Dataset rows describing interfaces
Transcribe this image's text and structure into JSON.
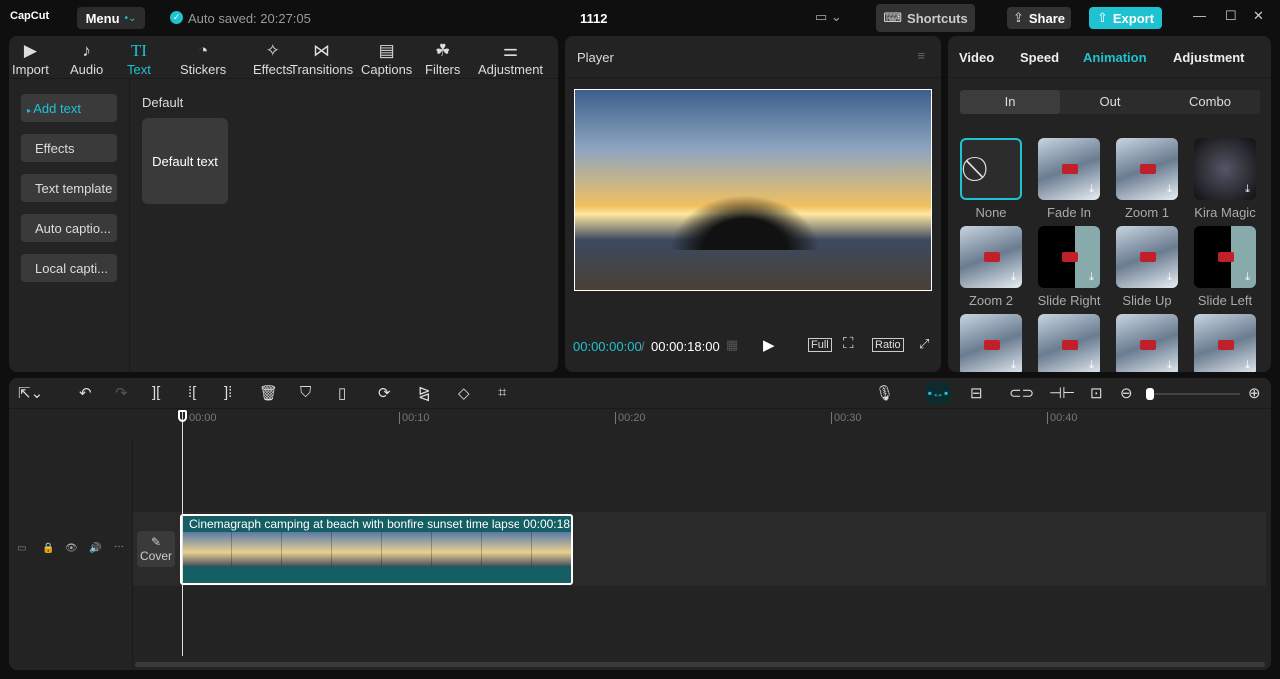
{
  "app": {
    "logo": "CapCut",
    "menu": "Menu",
    "autosave": "Auto saved: 20:27:05",
    "title": "1112",
    "shortcuts": "Shortcuts",
    "share": "Share",
    "export": "Export"
  },
  "toolbar_tabs": [
    {
      "label": "Import",
      "icon": "▶"
    },
    {
      "label": "Audio",
      "icon": "♪"
    },
    {
      "label": "Text",
      "icon": "TI"
    },
    {
      "label": "Stickers",
      "icon": "◔"
    },
    {
      "label": "Effects",
      "icon": "✧"
    },
    {
      "label": "Transitions",
      "icon": "⋈"
    },
    {
      "label": "Captions",
      "icon": "▤"
    },
    {
      "label": "Filters",
      "icon": "☘"
    },
    {
      "label": "Adjustment",
      "icon": "⚌"
    }
  ],
  "active_tab": "Text",
  "text_sidebar": [
    "Add text",
    "Effects",
    "Text template",
    "Auto captio...",
    "Local capti..."
  ],
  "text_panel": {
    "section": "Default",
    "card": "Default text"
  },
  "player": {
    "title": "Player",
    "current": "00:00:00:00",
    "total": "00:00:18:00",
    "full": "Full",
    "ratio": "Ratio"
  },
  "right_tabs": [
    "Video",
    "Speed",
    "Animation",
    "Adjustment"
  ],
  "anim_tabs": [
    "In",
    "Out",
    "Combo"
  ],
  "animations": [
    "None",
    "Fade In",
    "Zoom 1",
    "Kira Magic",
    "Zoom 2",
    "Slide Right",
    "Slide Up",
    "Slide Left"
  ],
  "timeline": {
    "ticks": [
      "00:00",
      "00:10",
      "00:20",
      "00:30",
      "00:40"
    ],
    "clip_title": "Cinemagraph camping at beach with bonfire sunset time lapse",
    "clip_duration": "00:00:18",
    "cover": "Cover"
  },
  "colors": {
    "accent": "#1fc2d0",
    "clip": "#145e64"
  }
}
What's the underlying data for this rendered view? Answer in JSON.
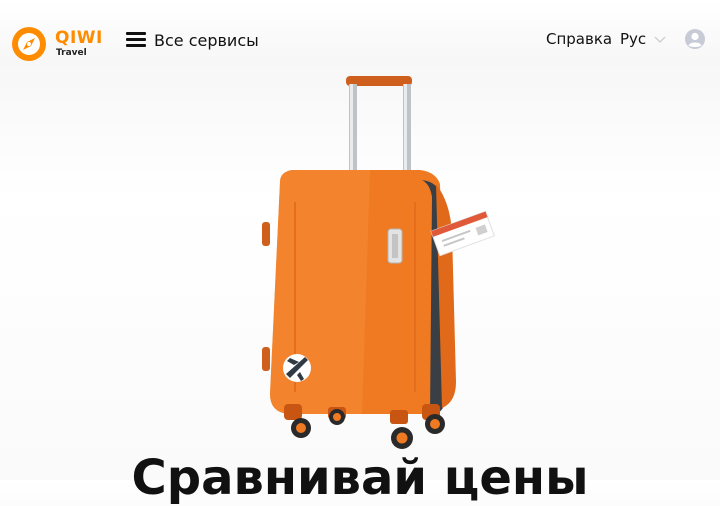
{
  "header": {
    "logo": {
      "brand": "QIWI",
      "sub": "Travel",
      "color": "#ff8c00"
    },
    "services_label": "Все сервисы",
    "help_label": "Справка",
    "lang_label": "Рус"
  },
  "hero": {
    "headline": "Сравнивай цены",
    "image": "orange-suitcase-with-airplane-sticker-and-ticket"
  },
  "colors": {
    "accent": "#ff8c00",
    "suitcase": "#f07a22"
  }
}
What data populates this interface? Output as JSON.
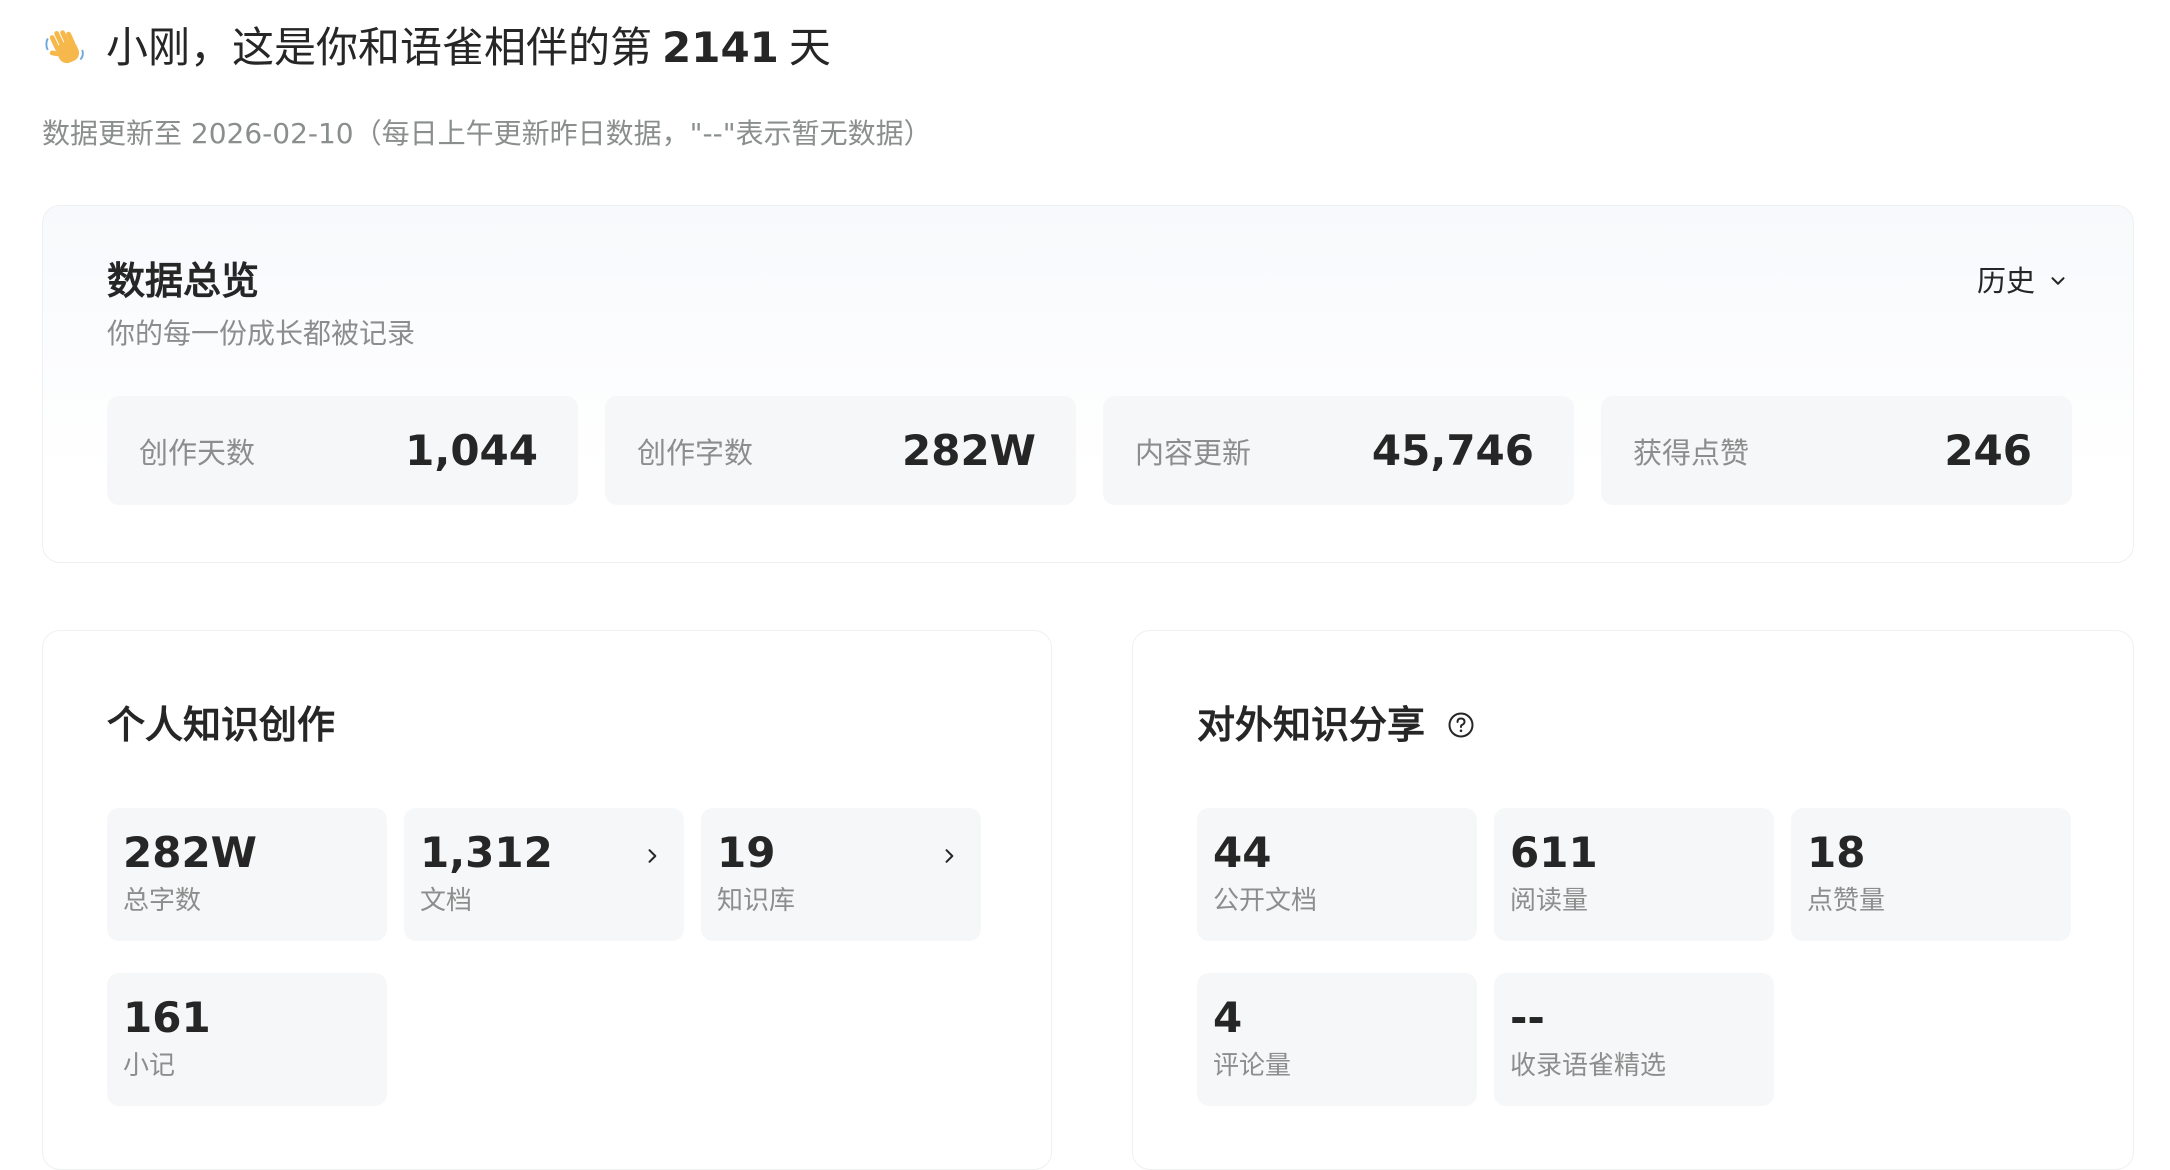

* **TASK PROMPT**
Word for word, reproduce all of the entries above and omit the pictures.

* **EXERCISE ANSWER**
Transcribe this image's text and structure into JSON.
{
  "app": {
    "logo": "CapCut",
    "menu": "Menu",
    "autosave": "Auto saved: 20:27:05",
    "title": "1112",
    "shortcuts": "Shortcuts",
    "share": "Share",
    "export": "Export"
  },
  "toolbar_tabs": [
    {
      "label": "Import",
      "icon": "▶"
    },
    {
      "label": "Audio",
      "icon": "♪"
    },
    {
      "label": "Text",
      "icon": "TI"
    },
    {
      "label": "Stickers",
      "icon": "◔"
    },
    {
      "label": "Effects",
      "icon": "✧"
    },
    {
      "label": "Transitions",
      "icon": "⋈"
    },
    {
      "label": "Captions",
      "icon": "▤"
    },
    {
      "label": "Filters",
      "icon": "☘"
    },
    {
      "label": "Adjustment",
      "icon": "⚌"
    }
  ],
  "active_tab": "Text",
  "text_sidebar": [
    "Add text",
    "Effects",
    "Text template",
    "Auto captio...",
    "Local capti..."
  ],
  "text_panel": {
    "section": "Default",
    "card": "Default text"
  },
  "player": {
    "title": "Player",
    "current": "00:00:00:00",
    "total": "00:00:18:00",
    "full": "Full",
    "ratio": "Ratio"
  },
  "right_tabs": [
    "Video",
    "Speed",
    "Animation",
    "Adjustment"
  ],
  "anim_tabs": [
    "In",
    "Out",
    "Combo"
  ],
  "animations": [
    "None",
    "Fade In",
    "Zoom 1",
    "Kira Magic",
    "Zoom 2",
    "Slide Right",
    "Slide Up",
    "Slide Left"
  ],
  "timeline": {
    "ticks": [
      "00:00",
      "00:10",
      "00:20",
      "00:30",
      "00:40"
    ],
    "clip_title": "Cinemagraph camping at beach with bonfire sunset time lapse",
    "clip_duration": "00:00:18",
    "cover": "Cover"
  },
  "colors": {
    "accent": "#1fc2d0",
    "clip": "#145e64"
  }
}
What's the underlying data for this rendered view? Answer in JSON.
{
  "header": {
    "logo": {
      "brand": "QIWI",
      "sub": "Travel",
      "color": "#ff8c00"
    },
    "services_label": "Все сервисы",
    "help_label": "Справка",
    "lang_label": "Рус"
  },
  "hero": {
    "headline": "Сравнивай цены",
    "image": "orange-suitcase-with-airplane-sticker-and-ticket"
  },
  "colors": {
    "accent": "#ff8c00",
    "suitcase": "#f07a22"
  }
}
What data populates this interface? Output as JSON.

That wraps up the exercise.